— WORK TASK —
Return only the number of lines in the data below where the word "Days" appears.

— MATERIAL FOR THE TASK —

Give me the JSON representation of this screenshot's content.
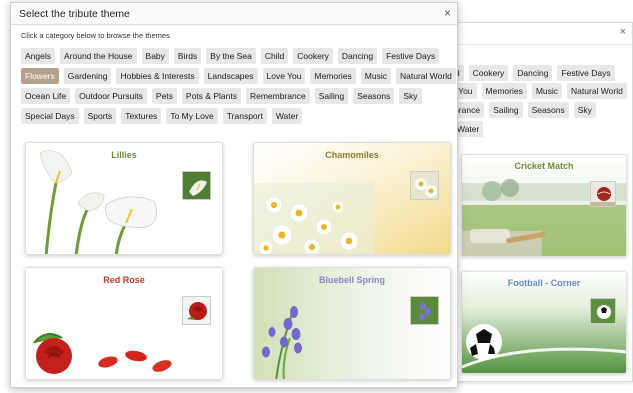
{
  "dialog": {
    "title": "Select the tribute theme",
    "close_label": "×",
    "instruction": "Click a category below to browse the themes"
  },
  "categories": [
    [
      "Angels",
      "Around the House",
      "Baby",
      "Birds",
      "By the Sea",
      "Child",
      "Cookery",
      "Dancing",
      "Festive Days"
    ],
    [
      "Flowers",
      "Gardening",
      "Hobbies & Interests",
      "Landscapes",
      "Love You",
      "Memories",
      "Music",
      "Natural World"
    ],
    [
      "Ocean Life",
      "Outdoor Pursuits",
      "Pets",
      "Pots & Plants",
      "Remembrance",
      "Sailing",
      "Seasons",
      "Sky"
    ],
    [
      "Special Days",
      "Sports",
      "Textures",
      "To My Love",
      "Transport",
      "Water"
    ]
  ],
  "active_category": "Flowers",
  "themes": [
    {
      "title": "Lillies",
      "title_color": "#6e8a3a"
    },
    {
      "title": "Chamomiles",
      "title_color": "#8a7a2a"
    },
    {
      "title": "Red Rose",
      "title_color": "#c0392b"
    },
    {
      "title": "Bluebell Spring",
      "title_color": "#8a84c8"
    }
  ],
  "background_dialog": {
    "close_label": "×",
    "category_rows": [
      [
        "ld",
        "Cookery",
        "Dancing",
        "Festive Days"
      ],
      [
        "ve You",
        "Memories",
        "Music",
        "Natural World"
      ],
      [
        "mbrance",
        "Sailing",
        "Seasons",
        "Sky"
      ],
      [
        "Water"
      ]
    ],
    "themes": [
      {
        "title": "Cricket Match",
        "title_color": "#6e8a3a"
      },
      {
        "title": "Football - Corner",
        "title_color": "#6a8fbf"
      }
    ]
  },
  "colors": {
    "active_category_bg": "#b5a28a",
    "category_bg": "#e7e7e7"
  }
}
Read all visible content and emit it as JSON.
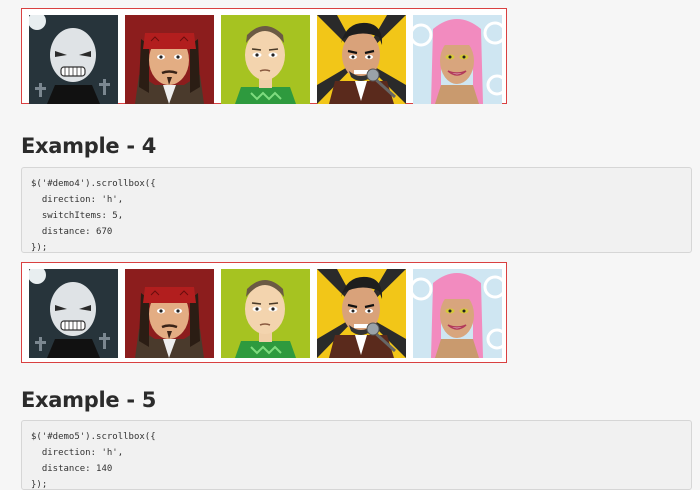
{
  "galleries": [
    {
      "name": "demo3",
      "items": [
        "Skull-face avatar",
        "Bandana pirate avatar",
        "Bald man avatar",
        "Singer with microphone avatar",
        "Pink hair avatar"
      ]
    },
    {
      "name": "demo4",
      "items": [
        "Skull-face avatar",
        "Bandana pirate avatar",
        "Bald man avatar",
        "Singer with microphone avatar",
        "Pink hair avatar"
      ]
    }
  ],
  "examples": [
    {
      "title": "Example - 4",
      "code": [
        "$('#demo4').scrollbox({",
        "  direction: 'h',",
        "  switchItems: 5,",
        "  distance: 670",
        "});"
      ]
    },
    {
      "title": "Example - 5",
      "code": [
        "$('#demo5').scrollbox({",
        "  direction: 'h',",
        "  distance: 140",
        "});"
      ]
    }
  ],
  "colors": {
    "border": "#d94040",
    "heading": "#2b2b2b",
    "code_bg": "#f1f1f1"
  }
}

— ANSWER BOX —
3